I pull myself to my feet and wipe the blood away from my nose, thankful for the end of the round. Then I remember that I have four rounds left. Shit. I could be drinking margaritas on the beach or hiking through the mountains, yet here I am, in a fist fight with UFC Heavyweight Chase Sherman.

During these practices, where I find myself on the receiving end of an old fashioned butt kicking, I ask myself “Why the hell am I doing this?”. Then I remember that I have some big dreams to reach. I also remind myself that this is still way more fun than sitting in a cubicle.

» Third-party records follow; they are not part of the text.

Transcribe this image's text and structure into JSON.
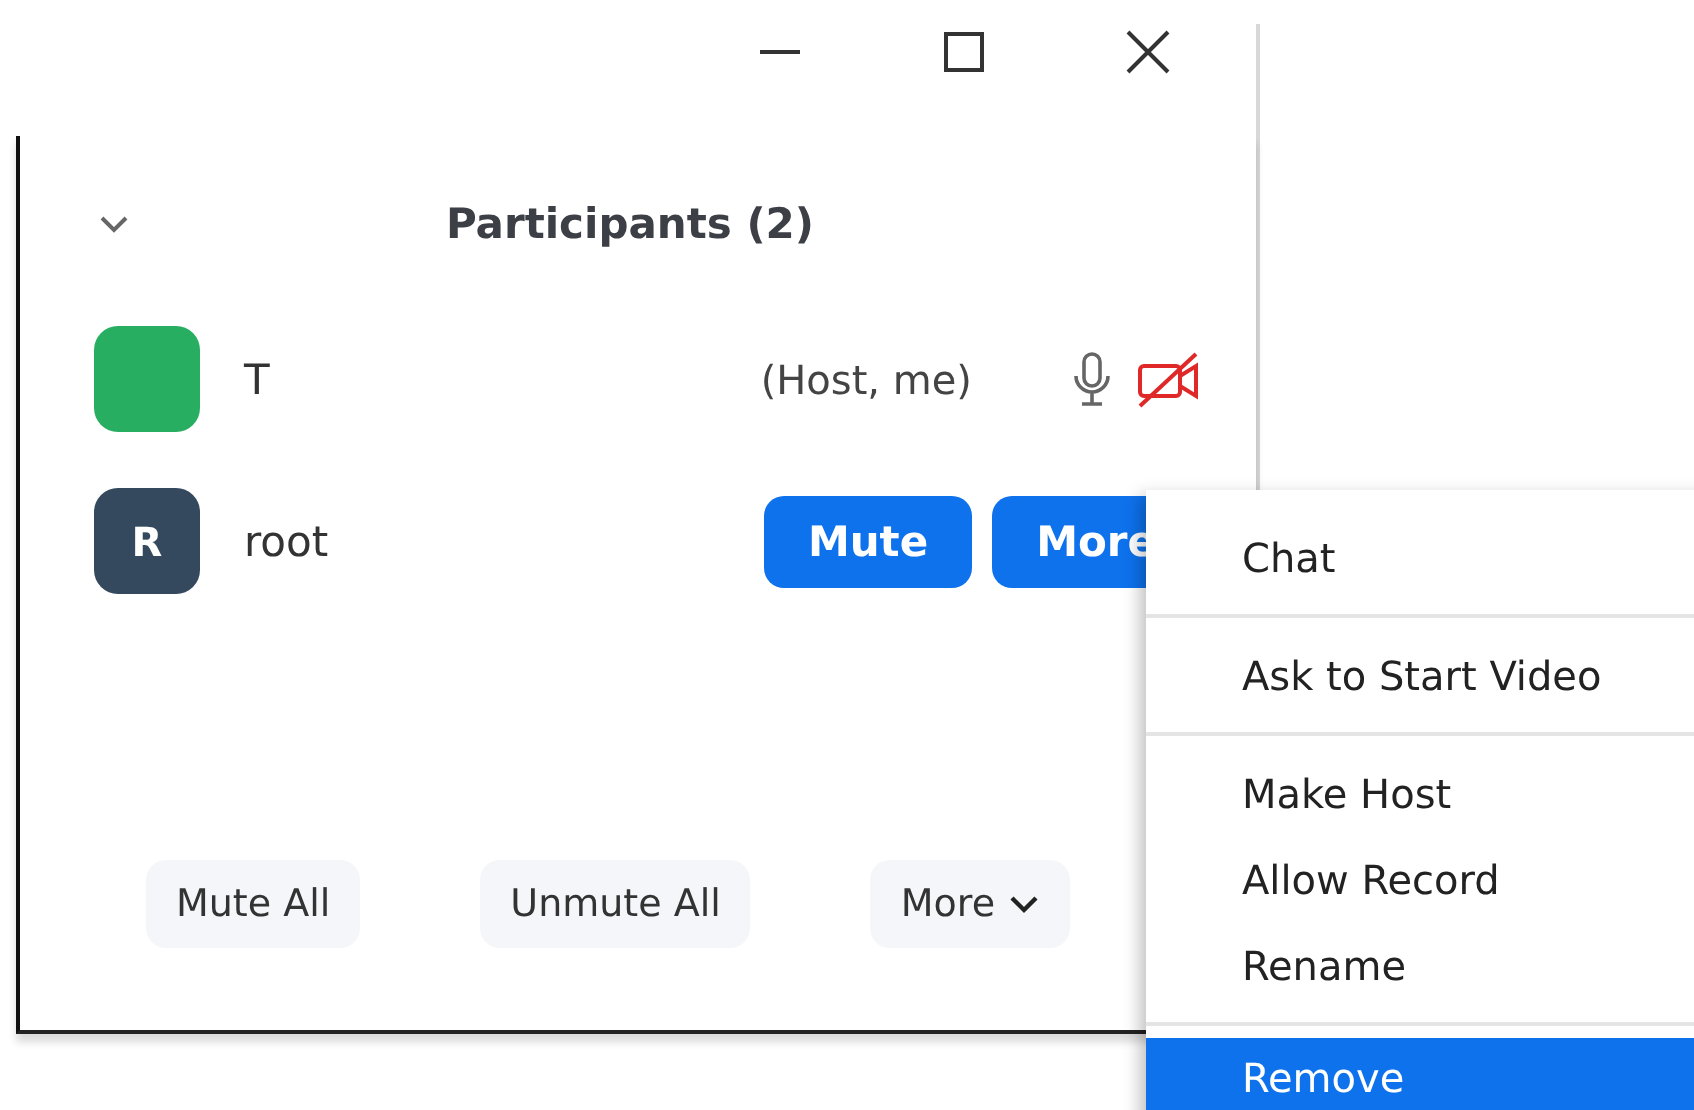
{
  "window": {
    "controls": [
      {
        "kind": "minimize"
      },
      {
        "kind": "maximize"
      },
      {
        "kind": "close"
      }
    ]
  },
  "panel": {
    "title": "Participants (2)",
    "collapsed": false
  },
  "participants": [
    {
      "name": "T",
      "color": "#27ae60",
      "role": "(Host, me)",
      "muted": false,
      "video_on": false
    },
    {
      "name": "root",
      "initial": "R",
      "color": "#34495e",
      "buttons": [
        "Mute",
        "More"
      ]
    }
  ],
  "footer": [
    {
      "label": "Mute All",
      "dropdown": false
    },
    {
      "label": "Unmute All",
      "dropdown": false
    },
    {
      "label": "More",
      "dropdown": true
    }
  ],
  "menu": {
    "groups": [
      [
        {
          "label": "Chat",
          "selected": false
        }
      ],
      [
        {
          "label": "Ask to Start Video",
          "selected": false
        }
      ],
      [
        {
          "label": "Make Host",
          "selected": false
        },
        {
          "label": "Allow Record",
          "selected": false
        },
        {
          "label": "Rename",
          "selected": false
        }
      ],
      [
        {
          "label": "Remove",
          "selected": true
        }
      ]
    ]
  }
}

Since moving to Mississippi, this is largely what my life has looked like. Most of my time is spent training. Some days I’m the hammer, but most days I’m the nail. Yet, one thing remains constant. Everyday I am improving.

One of the main reasons I wanted to come train with the Alan Belcher MMA Fight Team is that the team’s strengths and weaknesses are the opposite of my strengths and weaknesses. The fight team here is known for their world class striking paired with slick off the back Jiu-Jitsu. This is a perfect fit for me as I can bring my wrestling expertise to the table while developing my weaknesses in striking and Jiu-Jitsu. Each time I show up to striking or Jiu-Jitsu practice, I’m training with fighters much better than myself in these areas. It forces me into a sink or swim environment. I’m either going to develop my striking and Jiu-Jitsu quickly, or I am going to continue to get my butt kicked. There is no way for me to hide from my weaknesses.

So, I’ll deal with being the nail for now. I know that it’s only temporary because everyday that I am forced to improve my weaknesses, I get better. Soon enough, my weaknesses will improve to where I am no longer the nail. Then, when fight night comes around, I get to be the hammer.